"If any taxpayer has, before November 23, 1921, filed a return for a fiscal year ending in 1921, and paid or become liable for a tax computed under the Revenue Act of 1918, and is subject to additional tax for the same period under the Revenue Act of 1921, a return covering such additional tax shall be filed at the same time as the returns of persons making returns for the fiscal year ending February 28, 1922, are due under the laws and regulations, and payment of such additional tax will be due in the same installments and at the same times as in the case of payments based on returns for the fiscal year ending February 28, 1922. . . ."
"§ 205a. That if a taxpayer makes return for a fiscal year beginning in 1920 and ending in 1921, his tax under this title for the taxable year 1921 shall be the sum of: (1) the same proportion of a tax for the entire period computed under Title II of the Revenue Act of 1918 at the rates for the calendar year 1920 which the portion of such period falling within the calendar year 1920 is of the entire period, and (2) the same proportion of a tax for the entire period computed under this title at the rates for the calendar year 1921, which the portion of such period falling within the calendar year 1921 is of the entire period."

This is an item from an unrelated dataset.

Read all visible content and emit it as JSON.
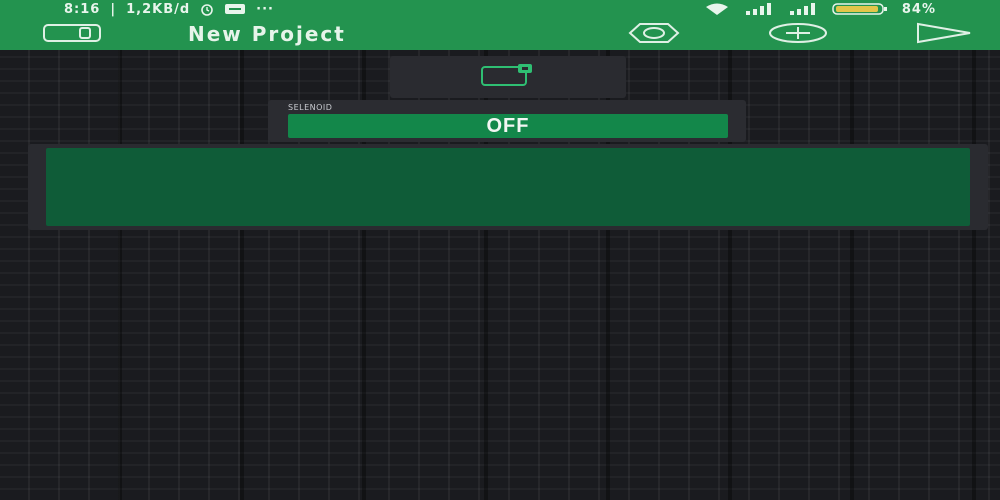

"§ 239a. That every corporation subject to taxation under this title and every personal service corporation shall make a return, stating specifically the items of its gross income and the deductions and credits allowed by this title."
"§ 250d. The amount of income, excess profits, or war profits taxes due under any return made under this Act for the taxable year 1921 or succeeding taxable years shall be determined and assessed by the Commissioner within four years after the return was filed. . . ."
"If a corporation has, before February 25, 1919, filed a return for a fiscal year ending in 1918 and paid or become liable for a tax computed under the revenue act of 1917, and is subject to additional tax for the same period under the revenue act of 1918, the return covering such additional tax shall be filed at the same time as returns of persons making returns for the calendar year 1918 are due under existing rulings, and payment of such additional tax is due in the same installments and at the same times as in the case of payments based on returns for the calendar year 1918. If no part of the tax for such fiscal year was due until after February 24, 1919, the whole amount of tax due, including tax due under the original return and additional tax due under the amended return, will be payable in the same installments and at the same times as in the case of payments based on returns for the calendar year 1918."
See, e.g., Isaac Goldmann Co. v. Burnet, Commissioner, 17 B.T.A. 1103, rev'd, 60 App.D.C. 265, 51 F.2d 427; Myles Salt Co., Ltd. v. Commissioner, 18 B.T.A. 742, 744, rev'd, 49 F.2d 232; G. Corrado Coal & Coke Interests, Inc. v. Commissioner, 19 B.T.A. 691; E. J. Lorie v. Commissioner, 21 B.T.A. 612.
See, e.g., Fred T. Ley & Co. v. Commissioner, 9 B.T.A. 749, 751; Palmetto Coal Co. v. Commissioner, 11 B.T.A. 154; Denholm & McKay Co. v. Commissioner, 15 B.T.A. 225.